What you return must match the records exactly, line for line.

* [Data about app and page elements]:
———
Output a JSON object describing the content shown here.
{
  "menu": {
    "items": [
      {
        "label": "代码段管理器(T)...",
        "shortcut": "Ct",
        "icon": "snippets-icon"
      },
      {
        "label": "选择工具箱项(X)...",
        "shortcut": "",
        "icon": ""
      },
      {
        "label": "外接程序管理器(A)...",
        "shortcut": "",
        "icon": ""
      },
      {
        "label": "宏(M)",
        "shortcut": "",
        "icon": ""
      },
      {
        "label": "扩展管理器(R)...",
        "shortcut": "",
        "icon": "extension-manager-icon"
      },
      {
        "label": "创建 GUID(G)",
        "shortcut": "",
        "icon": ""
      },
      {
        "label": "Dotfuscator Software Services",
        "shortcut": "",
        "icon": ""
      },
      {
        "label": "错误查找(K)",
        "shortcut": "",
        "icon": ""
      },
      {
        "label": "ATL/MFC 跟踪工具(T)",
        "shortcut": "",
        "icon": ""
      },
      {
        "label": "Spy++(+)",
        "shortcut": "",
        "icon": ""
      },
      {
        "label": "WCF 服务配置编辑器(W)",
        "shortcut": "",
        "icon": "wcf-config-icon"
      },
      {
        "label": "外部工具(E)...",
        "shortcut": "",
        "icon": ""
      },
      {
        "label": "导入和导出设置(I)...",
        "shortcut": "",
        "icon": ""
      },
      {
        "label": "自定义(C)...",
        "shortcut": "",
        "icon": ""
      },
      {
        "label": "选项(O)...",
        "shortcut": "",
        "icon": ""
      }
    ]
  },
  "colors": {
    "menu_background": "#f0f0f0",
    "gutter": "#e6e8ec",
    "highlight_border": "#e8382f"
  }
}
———
* [SOLVED PROBLEM]:
Output a JSON object describing the content shown here.
{
  "menu": {
    "items": [
      {
        "label": "代码段管理器(T)...",
        "shortcut": "Ct",
        "icon": "snippets-icon"
      },
      {
        "label": "选择工具箱项(X)...",
        "shortcut": "",
        "icon": ""
      },
      {
        "label": "外接程序管理器(A)...",
        "shortcut": "",
        "icon": ""
      },
      {
        "label": "宏(M)",
        "shortcut": "",
        "icon": ""
      },
      {
        "label": "扩展管理器(R)...",
        "shortcut": "",
        "icon": "extension-manager-icon"
      },
      {
        "label": "创建 GUID(G)",
        "shortcut": "",
        "icon": ""
      },
      {
        "label": "Dotfuscator Software Services",
        "shortcut": "",
        "icon": ""
      },
      {
        "label": "错误查找(K)",
        "shortcut": "",
        "icon": ""
      },
      {
        "label": "ATL/MFC 跟踪工具(T)",
        "shortcut": "",
        "icon": ""
      },
      {
        "label": "Spy++(+)",
        "shortcut": "",
        "icon": ""
      },
      {
        "label": "WCF 服务配置编辑器(W)",
        "shortcut": "",
        "icon": "wcf-config-icon"
      },
      {
        "label": "外部工具(E)...",
        "shortcut": "",
        "icon": ""
      },
      {
        "label": "导入和导出设置(I)...",
        "shortcut": "",
        "icon": ""
      },
      {
        "label": "自定义(C)...",
        "shortcut": "",
        "icon": ""
      },
      {
        "label": "选项(O)...",
        "shortcut": "",
        "icon": ""
      }
    ]
  },
  "colors": {
    "menu_background": "#f0f0f0",
    "gutter": "#e6e8ec",
    "highlight_border": "#e8382f"
  }
}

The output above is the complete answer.